**ASSIGNMENT**
The data below should be duplicated in full, unchanged.

Extracted data entries:
▼▼▼

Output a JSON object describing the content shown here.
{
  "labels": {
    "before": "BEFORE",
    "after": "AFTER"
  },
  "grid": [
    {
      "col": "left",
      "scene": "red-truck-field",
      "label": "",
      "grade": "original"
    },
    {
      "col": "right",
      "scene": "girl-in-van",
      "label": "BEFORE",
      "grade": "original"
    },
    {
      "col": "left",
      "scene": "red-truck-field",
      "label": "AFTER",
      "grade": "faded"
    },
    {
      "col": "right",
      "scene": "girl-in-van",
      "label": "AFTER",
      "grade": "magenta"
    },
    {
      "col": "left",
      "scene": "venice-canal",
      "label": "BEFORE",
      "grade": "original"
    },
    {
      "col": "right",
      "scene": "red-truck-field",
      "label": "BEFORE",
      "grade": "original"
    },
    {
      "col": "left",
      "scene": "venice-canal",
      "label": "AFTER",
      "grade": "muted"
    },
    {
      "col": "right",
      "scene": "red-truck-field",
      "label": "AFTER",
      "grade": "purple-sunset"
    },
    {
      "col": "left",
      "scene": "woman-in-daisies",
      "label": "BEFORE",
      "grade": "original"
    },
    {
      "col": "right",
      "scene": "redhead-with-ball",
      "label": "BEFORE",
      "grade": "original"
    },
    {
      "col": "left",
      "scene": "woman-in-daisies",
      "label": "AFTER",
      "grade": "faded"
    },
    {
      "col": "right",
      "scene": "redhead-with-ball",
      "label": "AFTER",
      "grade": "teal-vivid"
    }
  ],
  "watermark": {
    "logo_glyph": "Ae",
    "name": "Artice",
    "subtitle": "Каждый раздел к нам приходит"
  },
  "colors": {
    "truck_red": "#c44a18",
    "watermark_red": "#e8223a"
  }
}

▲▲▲

**SOLUTION TO THE PROBLEM**
Output a JSON object describing the content shown here.
{
  "labels": {
    "before": "BEFORE",
    "after": "AFTER"
  },
  "grid": [
    {
      "col": "left",
      "scene": "red-truck-field",
      "label": "",
      "grade": "original"
    },
    {
      "col": "right",
      "scene": "girl-in-van",
      "label": "BEFORE",
      "grade": "original"
    },
    {
      "col": "left",
      "scene": "red-truck-field",
      "label": "AFTER",
      "grade": "faded"
    },
    {
      "col": "right",
      "scene": "girl-in-van",
      "label": "AFTER",
      "grade": "magenta"
    },
    {
      "col": "left",
      "scene": "venice-canal",
      "label": "BEFORE",
      "grade": "original"
    },
    {
      "col": "right",
      "scene": "red-truck-field",
      "label": "BEFORE",
      "grade": "original"
    },
    {
      "col": "left",
      "scene": "venice-canal",
      "label": "AFTER",
      "grade": "muted"
    },
    {
      "col": "right",
      "scene": "red-truck-field",
      "label": "AFTER",
      "grade": "purple-sunset"
    },
    {
      "col": "left",
      "scene": "woman-in-daisies",
      "label": "BEFORE",
      "grade": "original"
    },
    {
      "col": "right",
      "scene": "redhead-with-ball",
      "label": "BEFORE",
      "grade": "original"
    },
    {
      "col": "left",
      "scene": "woman-in-daisies",
      "label": "AFTER",
      "grade": "faded"
    },
    {
      "col": "right",
      "scene": "redhead-with-ball",
      "label": "AFTER",
      "grade": "teal-vivid"
    }
  ],
  "watermark": {
    "logo_glyph": "Ae",
    "name": "Artice",
    "subtitle": "Каждый раздел к нам приходит"
  },
  "colors": {
    "truck_red": "#c44a18",
    "watermark_red": "#e8223a"
  }
}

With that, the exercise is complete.